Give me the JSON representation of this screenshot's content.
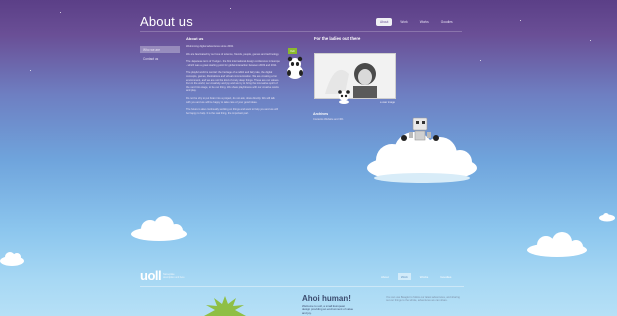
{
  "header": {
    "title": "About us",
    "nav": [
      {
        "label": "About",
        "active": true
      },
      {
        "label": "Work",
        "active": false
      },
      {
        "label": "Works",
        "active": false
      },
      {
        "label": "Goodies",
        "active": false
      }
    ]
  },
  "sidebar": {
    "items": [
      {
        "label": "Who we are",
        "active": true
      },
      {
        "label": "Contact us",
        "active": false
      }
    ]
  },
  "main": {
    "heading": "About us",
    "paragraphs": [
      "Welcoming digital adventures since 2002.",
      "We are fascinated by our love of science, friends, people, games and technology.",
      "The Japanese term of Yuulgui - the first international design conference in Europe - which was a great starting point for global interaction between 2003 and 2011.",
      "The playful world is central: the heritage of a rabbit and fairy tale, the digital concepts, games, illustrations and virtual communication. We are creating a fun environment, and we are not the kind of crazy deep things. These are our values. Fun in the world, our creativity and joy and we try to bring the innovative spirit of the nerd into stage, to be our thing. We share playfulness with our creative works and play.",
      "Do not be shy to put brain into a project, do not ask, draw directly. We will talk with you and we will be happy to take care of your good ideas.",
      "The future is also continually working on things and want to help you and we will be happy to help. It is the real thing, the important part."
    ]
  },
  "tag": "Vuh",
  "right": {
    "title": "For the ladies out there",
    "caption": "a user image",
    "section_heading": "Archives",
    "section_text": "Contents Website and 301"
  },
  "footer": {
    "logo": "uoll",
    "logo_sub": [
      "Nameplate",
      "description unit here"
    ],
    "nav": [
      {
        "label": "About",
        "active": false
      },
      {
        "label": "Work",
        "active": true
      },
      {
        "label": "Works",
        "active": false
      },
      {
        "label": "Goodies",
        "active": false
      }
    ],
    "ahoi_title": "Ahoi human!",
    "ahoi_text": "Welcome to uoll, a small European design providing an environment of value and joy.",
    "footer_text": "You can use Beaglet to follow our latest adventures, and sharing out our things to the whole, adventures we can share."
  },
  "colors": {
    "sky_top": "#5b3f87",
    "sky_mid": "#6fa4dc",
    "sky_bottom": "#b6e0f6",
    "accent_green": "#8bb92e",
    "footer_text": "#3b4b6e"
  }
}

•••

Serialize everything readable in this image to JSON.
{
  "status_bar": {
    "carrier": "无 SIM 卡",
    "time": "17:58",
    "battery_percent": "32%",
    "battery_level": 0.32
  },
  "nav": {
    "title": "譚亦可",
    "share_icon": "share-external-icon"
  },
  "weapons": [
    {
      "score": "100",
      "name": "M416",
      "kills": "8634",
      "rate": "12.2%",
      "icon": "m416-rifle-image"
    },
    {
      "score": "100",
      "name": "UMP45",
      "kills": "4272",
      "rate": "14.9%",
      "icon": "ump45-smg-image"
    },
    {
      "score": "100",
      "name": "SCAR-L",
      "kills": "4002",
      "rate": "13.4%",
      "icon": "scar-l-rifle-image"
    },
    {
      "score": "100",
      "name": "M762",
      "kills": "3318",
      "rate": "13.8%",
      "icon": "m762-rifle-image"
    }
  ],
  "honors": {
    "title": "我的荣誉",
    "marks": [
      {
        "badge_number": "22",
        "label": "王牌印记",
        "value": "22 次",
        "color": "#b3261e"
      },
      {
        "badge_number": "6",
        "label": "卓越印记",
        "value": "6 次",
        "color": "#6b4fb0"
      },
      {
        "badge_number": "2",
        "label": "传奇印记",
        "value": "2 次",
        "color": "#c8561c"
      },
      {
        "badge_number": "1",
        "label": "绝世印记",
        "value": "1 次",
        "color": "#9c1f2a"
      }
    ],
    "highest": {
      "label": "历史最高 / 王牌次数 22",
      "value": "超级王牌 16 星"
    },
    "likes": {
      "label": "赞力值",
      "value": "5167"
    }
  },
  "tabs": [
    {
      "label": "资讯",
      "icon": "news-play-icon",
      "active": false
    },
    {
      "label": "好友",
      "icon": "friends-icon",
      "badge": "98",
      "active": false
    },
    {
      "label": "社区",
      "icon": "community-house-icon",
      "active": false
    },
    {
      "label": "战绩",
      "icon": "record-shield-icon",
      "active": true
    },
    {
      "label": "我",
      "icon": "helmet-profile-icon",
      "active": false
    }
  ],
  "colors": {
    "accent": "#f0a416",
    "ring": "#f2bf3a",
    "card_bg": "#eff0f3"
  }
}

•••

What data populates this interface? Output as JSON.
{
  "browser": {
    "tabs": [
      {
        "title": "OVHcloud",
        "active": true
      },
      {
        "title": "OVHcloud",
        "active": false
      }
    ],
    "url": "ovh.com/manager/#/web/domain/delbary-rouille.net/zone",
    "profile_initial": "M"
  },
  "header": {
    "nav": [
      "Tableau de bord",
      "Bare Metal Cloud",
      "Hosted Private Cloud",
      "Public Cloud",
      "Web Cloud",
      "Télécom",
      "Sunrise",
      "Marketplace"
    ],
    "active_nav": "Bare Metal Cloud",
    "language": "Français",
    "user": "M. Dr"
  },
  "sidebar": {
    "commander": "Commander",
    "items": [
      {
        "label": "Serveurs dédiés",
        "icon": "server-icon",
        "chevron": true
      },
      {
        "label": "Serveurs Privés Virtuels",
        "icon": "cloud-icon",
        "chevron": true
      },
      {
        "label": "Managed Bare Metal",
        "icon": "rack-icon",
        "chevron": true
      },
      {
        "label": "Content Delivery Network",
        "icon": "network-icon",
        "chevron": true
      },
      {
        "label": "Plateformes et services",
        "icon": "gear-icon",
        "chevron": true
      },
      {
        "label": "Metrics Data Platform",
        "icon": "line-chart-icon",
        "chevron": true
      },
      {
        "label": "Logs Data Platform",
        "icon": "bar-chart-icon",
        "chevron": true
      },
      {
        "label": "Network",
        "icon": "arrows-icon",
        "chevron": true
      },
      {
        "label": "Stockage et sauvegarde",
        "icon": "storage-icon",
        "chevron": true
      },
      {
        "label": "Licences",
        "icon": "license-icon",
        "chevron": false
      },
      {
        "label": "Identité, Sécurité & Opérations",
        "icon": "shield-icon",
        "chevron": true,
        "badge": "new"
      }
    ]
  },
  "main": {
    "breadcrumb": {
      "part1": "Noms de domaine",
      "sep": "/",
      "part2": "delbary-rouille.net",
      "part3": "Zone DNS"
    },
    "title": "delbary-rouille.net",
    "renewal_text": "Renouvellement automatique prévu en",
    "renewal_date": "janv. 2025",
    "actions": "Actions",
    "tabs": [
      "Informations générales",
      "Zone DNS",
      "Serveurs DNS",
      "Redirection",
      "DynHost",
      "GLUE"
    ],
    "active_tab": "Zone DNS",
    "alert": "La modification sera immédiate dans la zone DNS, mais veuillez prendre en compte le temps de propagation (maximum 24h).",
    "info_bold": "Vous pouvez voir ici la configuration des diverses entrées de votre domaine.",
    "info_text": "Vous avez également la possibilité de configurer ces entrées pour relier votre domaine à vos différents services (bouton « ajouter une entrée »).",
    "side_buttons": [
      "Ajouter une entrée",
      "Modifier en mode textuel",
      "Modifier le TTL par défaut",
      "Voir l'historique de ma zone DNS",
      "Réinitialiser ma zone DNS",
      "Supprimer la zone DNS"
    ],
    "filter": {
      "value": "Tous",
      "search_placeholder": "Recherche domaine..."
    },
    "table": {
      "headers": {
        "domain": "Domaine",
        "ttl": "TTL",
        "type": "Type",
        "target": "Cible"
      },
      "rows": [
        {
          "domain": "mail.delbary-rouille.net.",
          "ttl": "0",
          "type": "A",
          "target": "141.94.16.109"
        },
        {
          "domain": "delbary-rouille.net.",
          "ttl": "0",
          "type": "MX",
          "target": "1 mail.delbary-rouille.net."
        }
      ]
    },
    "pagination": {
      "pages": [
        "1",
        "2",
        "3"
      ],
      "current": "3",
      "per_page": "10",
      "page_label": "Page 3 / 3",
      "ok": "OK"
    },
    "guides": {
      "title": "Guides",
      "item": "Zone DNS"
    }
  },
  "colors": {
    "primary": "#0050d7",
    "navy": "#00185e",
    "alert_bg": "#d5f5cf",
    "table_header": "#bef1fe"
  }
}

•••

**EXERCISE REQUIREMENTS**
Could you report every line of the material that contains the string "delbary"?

**YOUR RESPONSE**
    "url": "ovh.com/manager/#/web/domain/delbary-rouille.net/zone",
      "part2": "delbary-rouille.net",
    "title": "delbary-rouille.net",
          "domain": "mail.delbary-rouille.net.",
          "domain": "delbary-rouille.net.",
          "target": "1 mail.delbary-rouille.net."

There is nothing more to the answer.